**TO DO**
Repeat the data exactly as it stands.

**RECORDS FOR THE EXERCISE**
++++++++++++++++++++

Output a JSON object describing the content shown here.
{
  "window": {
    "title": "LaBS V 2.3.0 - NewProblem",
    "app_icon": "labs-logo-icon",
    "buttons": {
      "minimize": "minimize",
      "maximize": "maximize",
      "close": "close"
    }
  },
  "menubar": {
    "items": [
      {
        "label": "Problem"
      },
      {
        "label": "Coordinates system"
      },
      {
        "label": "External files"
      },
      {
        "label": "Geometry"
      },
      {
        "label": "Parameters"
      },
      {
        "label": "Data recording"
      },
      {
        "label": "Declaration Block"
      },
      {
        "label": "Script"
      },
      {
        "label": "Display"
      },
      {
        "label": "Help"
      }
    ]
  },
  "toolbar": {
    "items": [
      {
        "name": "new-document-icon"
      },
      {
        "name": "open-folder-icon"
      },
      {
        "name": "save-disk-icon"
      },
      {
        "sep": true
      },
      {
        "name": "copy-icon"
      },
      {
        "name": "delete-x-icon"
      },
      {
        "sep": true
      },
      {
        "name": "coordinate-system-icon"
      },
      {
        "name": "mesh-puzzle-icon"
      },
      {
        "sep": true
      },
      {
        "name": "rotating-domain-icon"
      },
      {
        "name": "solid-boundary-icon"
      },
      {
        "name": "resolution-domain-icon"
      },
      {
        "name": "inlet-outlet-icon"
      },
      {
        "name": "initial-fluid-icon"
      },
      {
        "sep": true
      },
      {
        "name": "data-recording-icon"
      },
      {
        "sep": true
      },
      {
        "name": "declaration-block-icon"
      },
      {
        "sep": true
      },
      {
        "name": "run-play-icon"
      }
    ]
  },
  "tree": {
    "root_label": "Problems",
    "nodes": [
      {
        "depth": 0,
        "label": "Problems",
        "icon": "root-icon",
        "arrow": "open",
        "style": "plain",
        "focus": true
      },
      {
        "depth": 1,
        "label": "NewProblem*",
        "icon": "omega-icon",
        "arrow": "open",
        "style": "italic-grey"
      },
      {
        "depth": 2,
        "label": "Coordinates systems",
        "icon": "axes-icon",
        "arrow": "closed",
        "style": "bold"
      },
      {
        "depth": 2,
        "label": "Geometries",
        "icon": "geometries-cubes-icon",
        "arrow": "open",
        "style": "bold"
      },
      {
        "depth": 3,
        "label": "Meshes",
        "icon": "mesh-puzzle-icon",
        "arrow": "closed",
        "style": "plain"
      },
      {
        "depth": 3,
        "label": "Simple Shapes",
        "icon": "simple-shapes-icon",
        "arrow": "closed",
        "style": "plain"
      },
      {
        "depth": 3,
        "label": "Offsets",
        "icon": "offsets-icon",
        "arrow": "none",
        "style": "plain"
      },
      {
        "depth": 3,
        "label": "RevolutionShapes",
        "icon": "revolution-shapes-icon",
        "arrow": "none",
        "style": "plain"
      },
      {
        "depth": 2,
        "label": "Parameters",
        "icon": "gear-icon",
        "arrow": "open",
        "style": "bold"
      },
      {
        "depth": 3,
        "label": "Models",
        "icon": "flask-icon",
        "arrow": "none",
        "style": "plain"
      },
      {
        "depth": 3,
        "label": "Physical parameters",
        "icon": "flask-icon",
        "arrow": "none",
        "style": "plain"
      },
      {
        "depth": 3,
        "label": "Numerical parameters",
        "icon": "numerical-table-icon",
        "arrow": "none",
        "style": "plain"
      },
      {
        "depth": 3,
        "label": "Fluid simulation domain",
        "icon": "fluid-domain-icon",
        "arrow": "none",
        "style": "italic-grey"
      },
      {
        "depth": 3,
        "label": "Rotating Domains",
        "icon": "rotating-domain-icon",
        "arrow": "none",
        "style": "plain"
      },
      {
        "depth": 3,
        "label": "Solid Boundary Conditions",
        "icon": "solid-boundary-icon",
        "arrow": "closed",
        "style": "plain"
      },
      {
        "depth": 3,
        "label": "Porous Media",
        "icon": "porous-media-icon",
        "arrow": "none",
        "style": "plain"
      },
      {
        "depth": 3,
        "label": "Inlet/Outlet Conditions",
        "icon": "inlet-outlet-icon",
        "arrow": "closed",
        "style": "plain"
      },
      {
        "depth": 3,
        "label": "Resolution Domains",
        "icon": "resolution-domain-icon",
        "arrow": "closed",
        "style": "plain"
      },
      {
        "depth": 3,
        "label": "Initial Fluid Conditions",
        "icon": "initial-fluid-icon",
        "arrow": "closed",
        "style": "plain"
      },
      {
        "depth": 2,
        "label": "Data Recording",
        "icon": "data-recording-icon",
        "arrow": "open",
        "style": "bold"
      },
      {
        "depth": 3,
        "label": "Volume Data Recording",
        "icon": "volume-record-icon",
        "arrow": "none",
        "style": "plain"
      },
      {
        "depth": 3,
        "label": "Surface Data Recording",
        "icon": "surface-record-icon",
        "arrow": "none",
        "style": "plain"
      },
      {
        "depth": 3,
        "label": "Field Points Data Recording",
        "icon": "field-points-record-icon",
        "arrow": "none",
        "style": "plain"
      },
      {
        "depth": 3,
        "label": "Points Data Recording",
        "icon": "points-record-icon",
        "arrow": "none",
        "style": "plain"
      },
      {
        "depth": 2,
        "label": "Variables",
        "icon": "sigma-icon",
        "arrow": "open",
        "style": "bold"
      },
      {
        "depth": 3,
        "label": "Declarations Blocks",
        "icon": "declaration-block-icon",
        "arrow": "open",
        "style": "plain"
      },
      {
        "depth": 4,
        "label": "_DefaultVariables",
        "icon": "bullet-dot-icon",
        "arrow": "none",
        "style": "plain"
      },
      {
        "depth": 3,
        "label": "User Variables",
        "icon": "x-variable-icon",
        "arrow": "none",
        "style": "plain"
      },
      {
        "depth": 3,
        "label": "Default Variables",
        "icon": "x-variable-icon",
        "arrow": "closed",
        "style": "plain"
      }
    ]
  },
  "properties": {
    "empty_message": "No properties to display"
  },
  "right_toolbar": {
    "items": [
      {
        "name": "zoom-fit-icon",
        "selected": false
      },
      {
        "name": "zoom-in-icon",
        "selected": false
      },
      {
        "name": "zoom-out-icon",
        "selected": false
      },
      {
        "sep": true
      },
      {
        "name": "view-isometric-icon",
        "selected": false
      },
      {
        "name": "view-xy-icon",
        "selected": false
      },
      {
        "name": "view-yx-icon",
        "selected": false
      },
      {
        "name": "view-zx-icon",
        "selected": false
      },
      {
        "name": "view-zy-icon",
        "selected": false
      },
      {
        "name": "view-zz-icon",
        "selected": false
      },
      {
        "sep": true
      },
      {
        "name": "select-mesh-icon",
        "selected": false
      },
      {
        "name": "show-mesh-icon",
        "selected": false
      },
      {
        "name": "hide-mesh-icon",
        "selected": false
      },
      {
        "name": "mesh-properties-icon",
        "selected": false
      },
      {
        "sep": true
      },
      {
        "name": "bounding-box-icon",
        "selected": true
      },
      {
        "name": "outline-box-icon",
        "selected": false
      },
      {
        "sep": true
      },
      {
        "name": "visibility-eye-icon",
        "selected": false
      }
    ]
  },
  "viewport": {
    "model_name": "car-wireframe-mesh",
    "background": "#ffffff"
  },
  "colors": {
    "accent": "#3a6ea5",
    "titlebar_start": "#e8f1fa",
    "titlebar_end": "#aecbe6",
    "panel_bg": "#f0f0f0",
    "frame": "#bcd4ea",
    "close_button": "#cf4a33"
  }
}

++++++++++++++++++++

**SOLUTION TO THE EXERCISE**
Output a JSON object describing the content shown here.
{
  "window": {
    "title": "LaBS V 2.3.0 - NewProblem",
    "app_icon": "labs-logo-icon",
    "buttons": {
      "minimize": "minimize",
      "maximize": "maximize",
      "close": "close"
    }
  },
  "menubar": {
    "items": [
      {
        "label": "Problem"
      },
      {
        "label": "Coordinates system"
      },
      {
        "label": "External files"
      },
      {
        "label": "Geometry"
      },
      {
        "label": "Parameters"
      },
      {
        "label": "Data recording"
      },
      {
        "label": "Declaration Block"
      },
      {
        "label": "Script"
      },
      {
        "label": "Display"
      },
      {
        "label": "Help"
      }
    ]
  },
  "toolbar": {
    "items": [
      {
        "name": "new-document-icon"
      },
      {
        "name": "open-folder-icon"
      },
      {
        "name": "save-disk-icon"
      },
      {
        "sep": true
      },
      {
        "name": "copy-icon"
      },
      {
        "name": "delete-x-icon"
      },
      {
        "sep": true
      },
      {
        "name": "coordinate-system-icon"
      },
      {
        "name": "mesh-puzzle-icon"
      },
      {
        "sep": true
      },
      {
        "name": "rotating-domain-icon"
      },
      {
        "name": "solid-boundary-icon"
      },
      {
        "name": "resolution-domain-icon"
      },
      {
        "name": "inlet-outlet-icon"
      },
      {
        "name": "initial-fluid-icon"
      },
      {
        "sep": true
      },
      {
        "name": "data-recording-icon"
      },
      {
        "sep": true
      },
      {
        "name": "declaration-block-icon"
      },
      {
        "sep": true
      },
      {
        "name": "run-play-icon"
      }
    ]
  },
  "tree": {
    "root_label": "Problems",
    "nodes": [
      {
        "depth": 0,
        "label": "Problems",
        "icon": "root-icon",
        "arrow": "open",
        "style": "plain",
        "focus": true
      },
      {
        "depth": 1,
        "label": "NewProblem*",
        "icon": "omega-icon",
        "arrow": "open",
        "style": "italic-grey"
      },
      {
        "depth": 2,
        "label": "Coordinates systems",
        "icon": "axes-icon",
        "arrow": "closed",
        "style": "bold"
      },
      {
        "depth": 2,
        "label": "Geometries",
        "icon": "geometries-cubes-icon",
        "arrow": "open",
        "style": "bold"
      },
      {
        "depth": 3,
        "label": "Meshes",
        "icon": "mesh-puzzle-icon",
        "arrow": "closed",
        "style": "plain"
      },
      {
        "depth": 3,
        "label": "Simple Shapes",
        "icon": "simple-shapes-icon",
        "arrow": "closed",
        "style": "plain"
      },
      {
        "depth": 3,
        "label": "Offsets",
        "icon": "offsets-icon",
        "arrow": "none",
        "style": "plain"
      },
      {
        "depth": 3,
        "label": "RevolutionShapes",
        "icon": "revolution-shapes-icon",
        "arrow": "none",
        "style": "plain"
      },
      {
        "depth": 2,
        "label": "Parameters",
        "icon": "gear-icon",
        "arrow": "open",
        "style": "bold"
      },
      {
        "depth": 3,
        "label": "Models",
        "icon": "flask-icon",
        "arrow": "none",
        "style": "plain"
      },
      {
        "depth": 3,
        "label": "Physical parameters",
        "icon": "flask-icon",
        "arrow": "none",
        "style": "plain"
      },
      {
        "depth": 3,
        "label": "Numerical parameters",
        "icon": "numerical-table-icon",
        "arrow": "none",
        "style": "plain"
      },
      {
        "depth": 3,
        "label": "Fluid simulation domain",
        "icon": "fluid-domain-icon",
        "arrow": "none",
        "style": "italic-grey"
      },
      {
        "depth": 3,
        "label": "Rotating Domains",
        "icon": "rotating-domain-icon",
        "arrow": "none",
        "style": "plain"
      },
      {
        "depth": 3,
        "label": "Solid Boundary Conditions",
        "icon": "solid-boundary-icon",
        "arrow": "closed",
        "style": "plain"
      },
      {
        "depth": 3,
        "label": "Porous Media",
        "icon": "porous-media-icon",
        "arrow": "none",
        "style": "plain"
      },
      {
        "depth": 3,
        "label": "Inlet/Outlet Conditions",
        "icon": "inlet-outlet-icon",
        "arrow": "closed",
        "style": "plain"
      },
      {
        "depth": 3,
        "label": "Resolution Domains",
        "icon": "resolution-domain-icon",
        "arrow": "closed",
        "style": "plain"
      },
      {
        "depth": 3,
        "label": "Initial Fluid Conditions",
        "icon": "initial-fluid-icon",
        "arrow": "closed",
        "style": "plain"
      },
      {
        "depth": 2,
        "label": "Data Recording",
        "icon": "data-recording-icon",
        "arrow": "open",
        "style": "bold"
      },
      {
        "depth": 3,
        "label": "Volume Data Recording",
        "icon": "volume-record-icon",
        "arrow": "none",
        "style": "plain"
      },
      {
        "depth": 3,
        "label": "Surface Data Recording",
        "icon": "surface-record-icon",
        "arrow": "none",
        "style": "plain"
      },
      {
        "depth": 3,
        "label": "Field Points Data Recording",
        "icon": "field-points-record-icon",
        "arrow": "none",
        "style": "plain"
      },
      {
        "depth": 3,
        "label": "Points Data Recording",
        "icon": "points-record-icon",
        "arrow": "none",
        "style": "plain"
      },
      {
        "depth": 2,
        "label": "Variables",
        "icon": "sigma-icon",
        "arrow": "open",
        "style": "bold"
      },
      {
        "depth": 3,
        "label": "Declarations Blocks",
        "icon": "declaration-block-icon",
        "arrow": "open",
        "style": "plain"
      },
      {
        "depth": 4,
        "label": "_DefaultVariables",
        "icon": "bullet-dot-icon",
        "arrow": "none",
        "style": "plain"
      },
      {
        "depth": 3,
        "label": "User Variables",
        "icon": "x-variable-icon",
        "arrow": "none",
        "style": "plain"
      },
      {
        "depth": 3,
        "label": "Default Variables",
        "icon": "x-variable-icon",
        "arrow": "closed",
        "style": "plain"
      }
    ]
  },
  "properties": {
    "empty_message": "No properties to display"
  },
  "right_toolbar": {
    "items": [
      {
        "name": "zoom-fit-icon",
        "selected": false
      },
      {
        "name": "zoom-in-icon",
        "selected": false
      },
      {
        "name": "zoom-out-icon",
        "selected": false
      },
      {
        "sep": true
      },
      {
        "name": "view-isometric-icon",
        "selected": false
      },
      {
        "name": "view-xy-icon",
        "selected": false
      },
      {
        "name": "view-yx-icon",
        "selected": false
      },
      {
        "name": "view-zx-icon",
        "selected": false
      },
      {
        "name": "view-zy-icon",
        "selected": false
      },
      {
        "name": "view-zz-icon",
        "selected": false
      },
      {
        "sep": true
      },
      {
        "name": "select-mesh-icon",
        "selected": false
      },
      {
        "name": "show-mesh-icon",
        "selected": false
      },
      {
        "name": "hide-mesh-icon",
        "selected": false
      },
      {
        "name": "mesh-properties-icon",
        "selected": false
      },
      {
        "sep": true
      },
      {
        "name": "bounding-box-icon",
        "selected": true
      },
      {
        "name": "outline-box-icon",
        "selected": false
      },
      {
        "sep": true
      },
      {
        "name": "visibility-eye-icon",
        "selected": false
      }
    ]
  },
  "viewport": {
    "model_name": "car-wireframe-mesh",
    "background": "#ffffff"
  },
  "colors": {
    "accent": "#3a6ea5",
    "titlebar_start": "#e8f1fa",
    "titlebar_end": "#aecbe6",
    "panel_bg": "#f0f0f0",
    "frame": "#bcd4ea",
    "close_button": "#cf4a33"
  }
}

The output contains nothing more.